The citizens group initiated a lawsuit challenging a 2004 township action that amended North Brunswick’s master plan to allow for redevelopment of the Pulda Farm into an age-restricted housing complex of about 325 units. Prior to that change, the farm was designated for low-density residential and recreational uses.
The citizens group said the proposal was put forward without significant enough input from residents. The complaint, filed over three years ago, contends that the rezoning ordinance did not comply with normal procedures for adopting zoning ordinances.
The group said that in addition to ridding the township of its last pristine piece of property, the development would worsen traffic jams on Route 130 and unnecessarily burden Farrington Lake, which borders the property.
A state Appellate Court in January found that a Middlesex County trial court did not have sufficient evidence to have approved a purported settlement between Morris and the nonprofit group, Residents Allied Against High Density Housing.
The appellate panel also ruled that the case be heard in Monmouth County Superior Court since one of the attorneys for Morris and Edgewood, Doug Wolfson, is a former Middlesex County Superior Court judge.
The January ruling in effect reinstated the lawsuit brought by the ad hoc residents’ group.
The suit also names the township’s council and planning board as defendants.
Wells Fargo filed a lawsuit Sept. 8 against an affiliate of CBL & Associates, the owners of the decadeold, 1.2 million-square-foot mall in south Fort Myers for a $190.9 million unpaid loan. The center has 94 stores on 204 acres, with such anchors as Super Target, Belk, Best Buy, Dick’s Sporting Goods, Marshalls and Costco...Read More

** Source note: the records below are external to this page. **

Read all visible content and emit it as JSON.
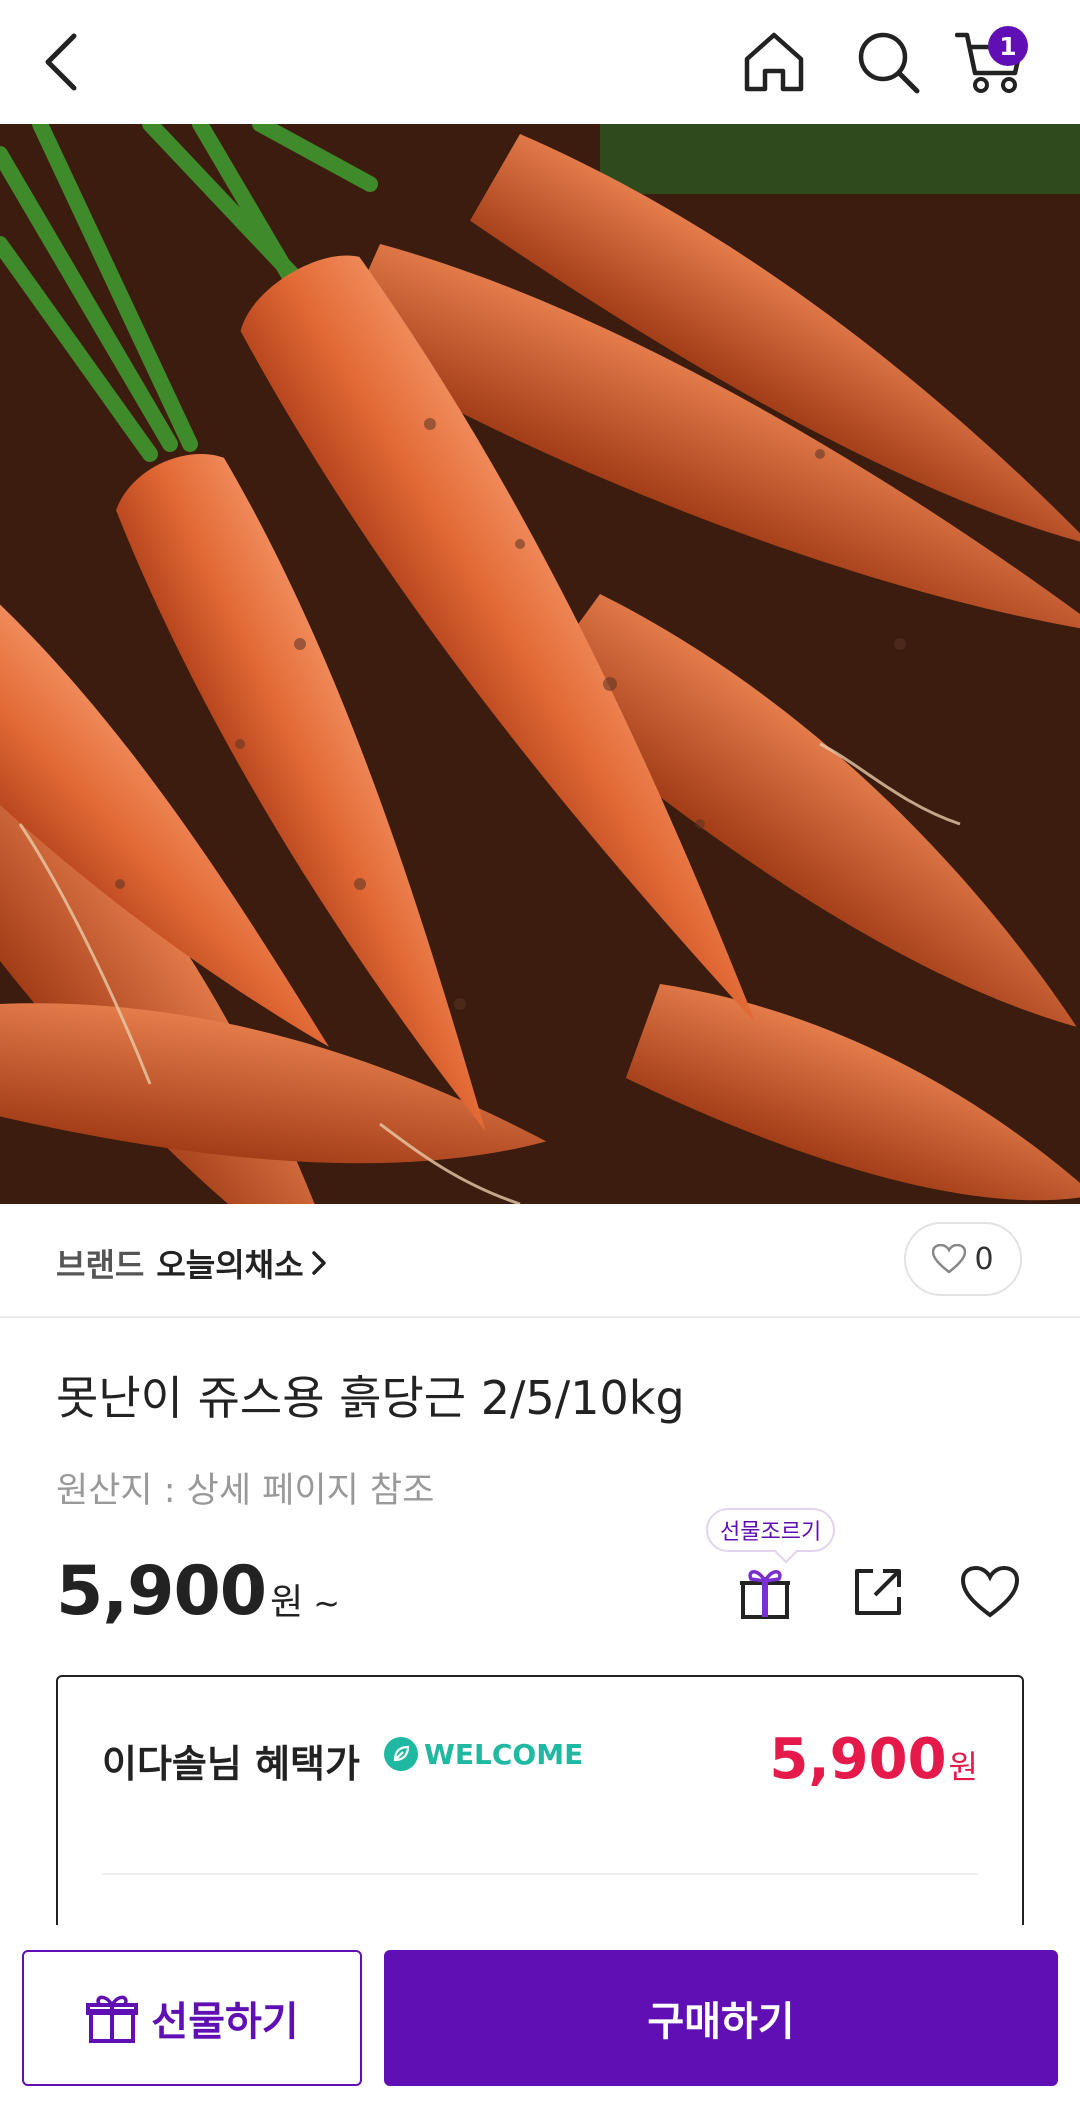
{
  "header": {
    "icons": [
      "back-arrow-icon",
      "home-icon",
      "search-icon",
      "cart-icon"
    ],
    "cart_count": "1"
  },
  "product": {
    "image_icon": "carrots-photo",
    "brand_prefix": "브랜드",
    "brand_name": "오늘의채소",
    "like_count": "0",
    "title": "못난이 쥬스용 흙당근 2/5/10kg",
    "origin": "원산지 : 상세 페이지 참조",
    "price": "5,900",
    "price_unit": "원",
    "price_suffix": "~",
    "gift_tooltip": "선물조르기"
  },
  "benefit": {
    "title": "이다솔님 혜택가",
    "badge": "WELCOME",
    "price": "5,900",
    "price_unit": "원"
  },
  "bottom": {
    "gift_label": "선물하기",
    "buy_label": "구매하기"
  },
  "colors": {
    "brand_purple": "#5f0fb4",
    "sale_red": "#e6194b",
    "welcome_teal": "#1fb8a0"
  }
}
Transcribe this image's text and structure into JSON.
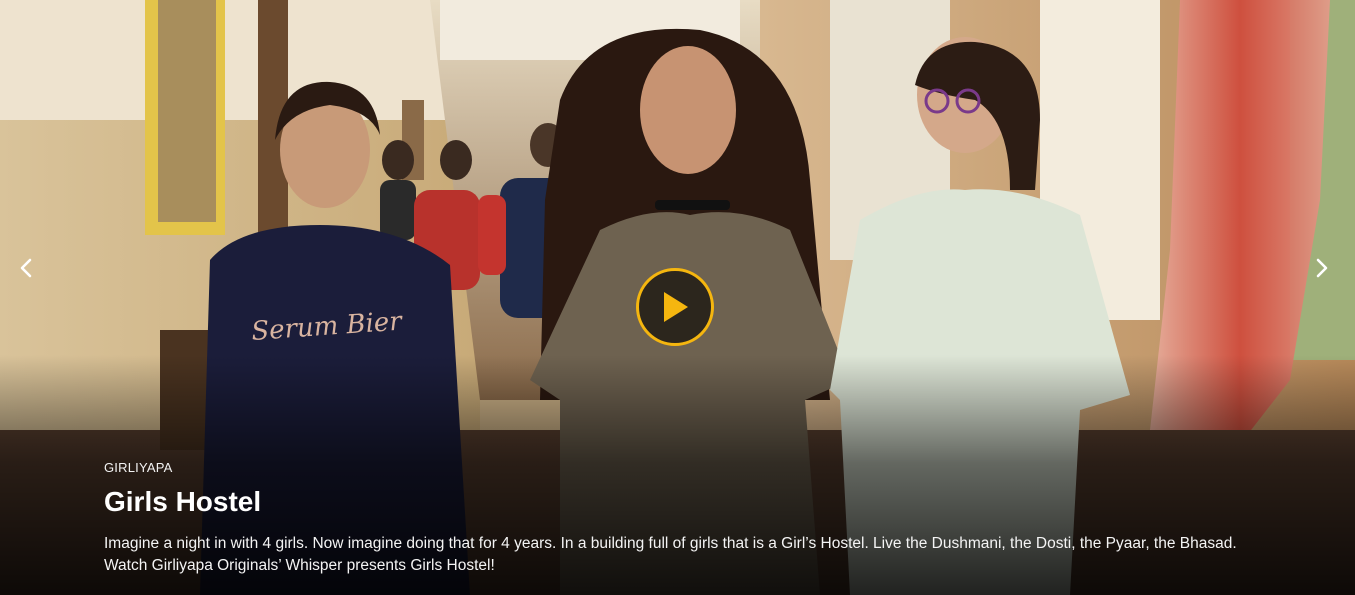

CRANFORD -- A couple that owned a businesses in town and became sick from leaking underground tanks owned by an adjacent business can sue the township for damages because the tanks were partially ...Read More